Now, down to the wiggly business…Never throw your green kitchen scraps away again!
All the while keeping your plants happily fed with Worm Compost – otherwise known as Worm Poop!
Sadly, we must sell our urban worm farm compost system which includes two “Worm Factory” 4-tray upward migration composting bins. It also includes two well established red worm colonies eagerly awaiting all your kitchen vegetable scraps.
Worm composting is an easy way for you to recycle the food waste that would normally go to the landfill and then reward you with “brown-gold” worm compost in about three months. You will be happy to not be adding more waste to our landfill flow when you start composting your kitchen scraps in these worm farms – and you will gain a valuable resource in nutrient rich plant compost.
These two Worm Factory worm farms come with 2 base stands with the “worm tower”, 4 worm trays each plus one extra for a total of 9 flow-through trays, 2 drain buckets to capture worm leachate (a bonus as a liquid plant food), two scrapers, two hand tillage forks, and thousands of living, working, waste-eating Red Wriggler Worms.
We have had quite a learning adventure which has been well worth the effort. Here are a few requirements to use worms for composting your kitchen vegetable scraps.
- These Red “Wiggler” Worms are not the common earth worms. They are garbage worms and live in moist, dark, organic rich areas. Like leaf litter, manure piles, and the like. Or your new working worm farm eating up your kitchen green-manure and pooping out finished compost.
- They require shelter from rain, sun, wind, and snow. These Worm Factory worm farms cannot be left out in the backyard. A ventilated and insulated garden shed will work. You don’t want your worms to freeze or cook.
- They require temperatures above freezing temperatures and between 40 degrees and below 90 degrees to feed. Never keep them in the direct sunlight nor allow to freeze. Both conditions will kill the worms. However, their cocoons are tolerant of cold and heat and will survive.
- It is best practice to chop the vegetable scraps as small as possible. Woody materials will not be eaten by the worms unless you use a device like a blender to pulverize the materials. We cut the banana woody stem in half a bunch of time before feeding to the worms. You’ll get the idea with practice.
- For pest control, do not feed the worms fatty food scraps like cheese, meat scraps, or oily leftovers. The Worm Factory base legs raise the trays off the ground to help prevent rodents. We have not had mouse troubles since switching to these farms. Composting directly on the ground is another story.

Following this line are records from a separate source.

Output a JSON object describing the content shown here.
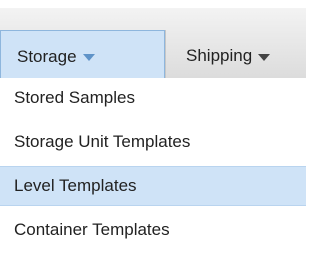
{
  "menubar": {
    "items": [
      {
        "label": "Storage",
        "active": true
      },
      {
        "label": "Shipping",
        "active": false
      }
    ]
  },
  "dropdown": {
    "items": [
      {
        "label": "Stored Samples",
        "highlighted": false
      },
      {
        "label": "Storage Unit Templates",
        "highlighted": false
      },
      {
        "label": "Level Templates",
        "highlighted": true
      },
      {
        "label": "Container Templates",
        "highlighted": false
      }
    ]
  },
  "colors": {
    "menubar_bg": "#e6e6e6",
    "active_bg": "#cfe3f7",
    "active_border": "#8eb6dd",
    "caret_active": "#5f93c8"
  }
}
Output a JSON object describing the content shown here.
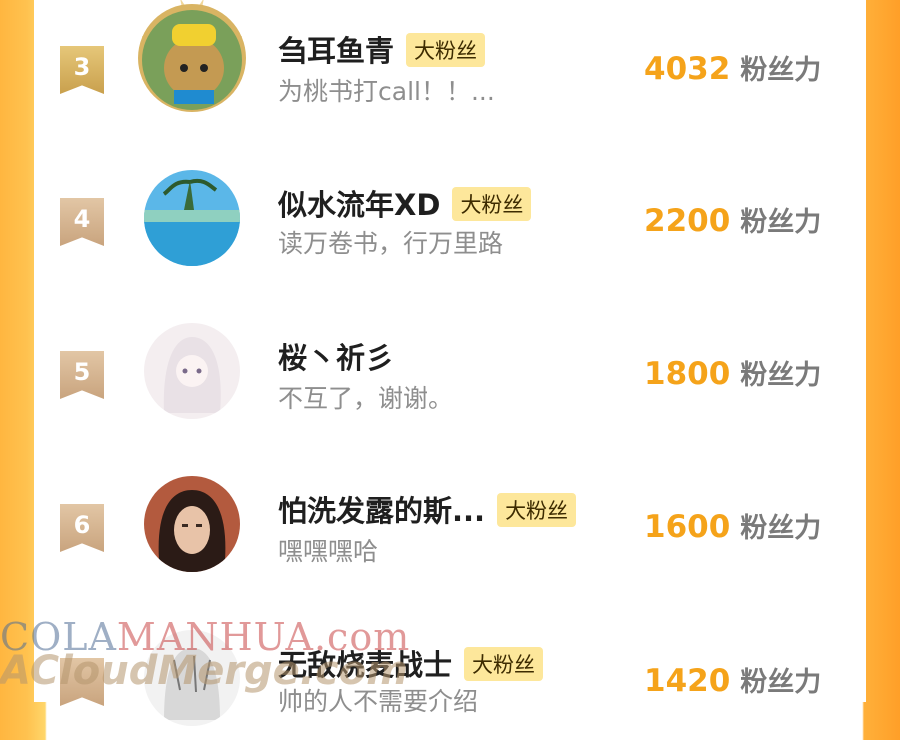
{
  "fans": [
    {
      "rank": "3",
      "name": "刍耳鱼青",
      "badge": "大粉丝",
      "desc": "为桃书打call！！...",
      "score": "4032",
      "unit": "粉丝力"
    },
    {
      "rank": "4",
      "name": "似水流年XD",
      "badge": "大粉丝",
      "desc": "读万卷书，行万里路",
      "score": "2200",
      "unit": "粉丝力"
    },
    {
      "rank": "5",
      "name": "桜丶祈彡",
      "badge": "",
      "desc": "不互了，谢谢。",
      "score": "1800",
      "unit": "粉丝力"
    },
    {
      "rank": "6",
      "name": "怕洗发露的斯...",
      "badge": "大粉丝",
      "desc": "嘿嘿嘿哈",
      "score": "1600",
      "unit": "粉丝力"
    },
    {
      "rank": "",
      "name": "无敌烧麦战士",
      "badge": "大粉丝",
      "desc": "帅的人不需要介绍",
      "score": "1420",
      "unit": "粉丝力"
    }
  ],
  "watermark": {
    "line1_a": "COLA",
    "line1_b": "MANHUA",
    "line1_c": ".com",
    "line2": "ACloudMerge.com"
  },
  "colors": {
    "score": "#f5a31a",
    "badge_bg": "#fde79b",
    "side_gradient": "#ffb03a"
  }
}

- Coffee filters and grinds, paper tea bags, paper towels, and such your worms will love. Rip them up first and make sure paper is damp.

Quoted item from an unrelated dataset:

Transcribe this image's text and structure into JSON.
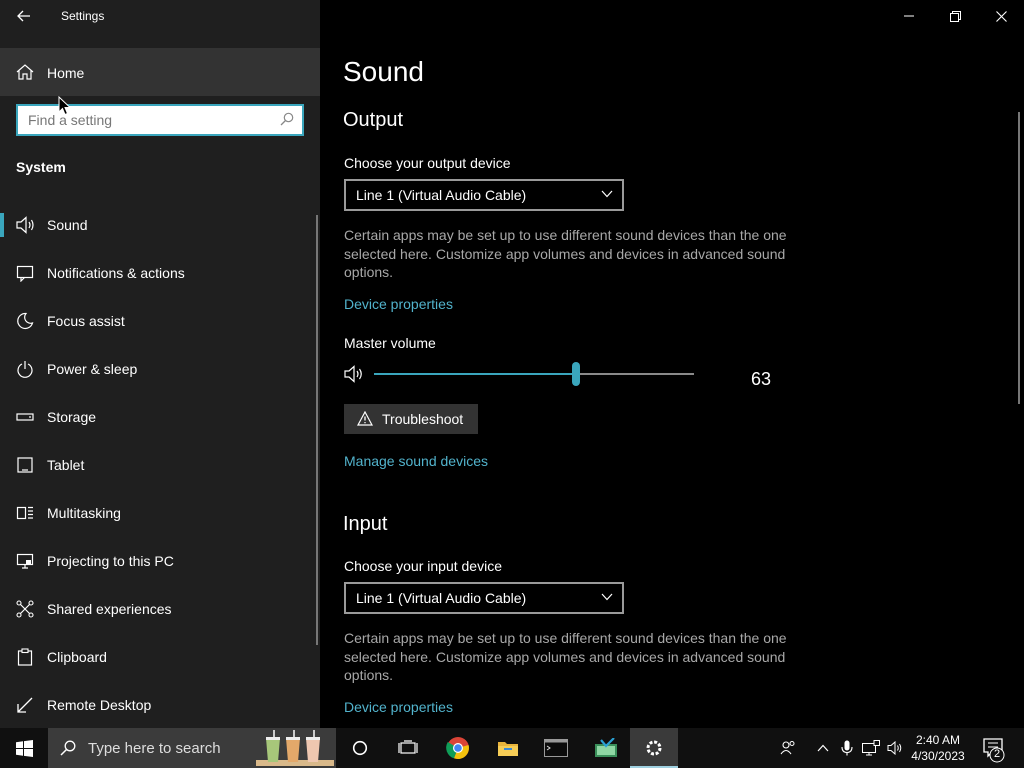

- Leftover starchy foods like spoiled rice, bread, and the like are fine to feed your worms.
- Some say not to feed acidic fruits like orange peel nor onion skin, but we have without noticeable problem, and you should not see any by adding these chopped up to your worm’s food supply.
- Bedding material can be shredded paper or shredded coconut hulls (coco coir). We use the shredded coconut hulls to cover the food for insect control. Rock dust sprinkled over the top of the bedding can also help control fruit flies.
- You can use some mineral products to help the chewing process. Trace amounts of rock dust, and sifted garden soil help the worms digest their meals.
- Water – you do not want to let the worms go dry but over watering will tend to keep the worms in the bottom tray. They love it dark and very moist! But if you want to get some liquid gold plant food from your worms, try this.
- Add water to the top tray with a fine diffuser watering can.
- Put your leachate bucket under the spicket and open the tap.
- Stop watering and let the bucket fill up. It will take a day or so for it to trickle downward.
- Don’t overdo it with water. Experiment.
- Turn off the tap and either strain or give directly to your plants needing a shot of liquid gold plant food.
- To harvest your compost, move the bottom tray to the top-most position.
- Leave the lid off and let this top tray dry out.
- Take a few handfuls of worm castings off the top each day and place somewhere to be sun treated. Use the sun to sterilize your compost.
- After a few days you should be able to empty this tray and start using it for the next feeding.
- My favorite worm composting resources – Urban Worm Company – Guide to Red Wiggler Composting Worms: Everything You Need to Know (urbanwormcompany.com)
You get these two working worm composting farms for $175.00. Compost worms are currently going for around $45.00 per pound. You get two established colonies in this package. As these cannot be shipped in their working condition, this is only for local sale and your pickup from our place in the North Valleys.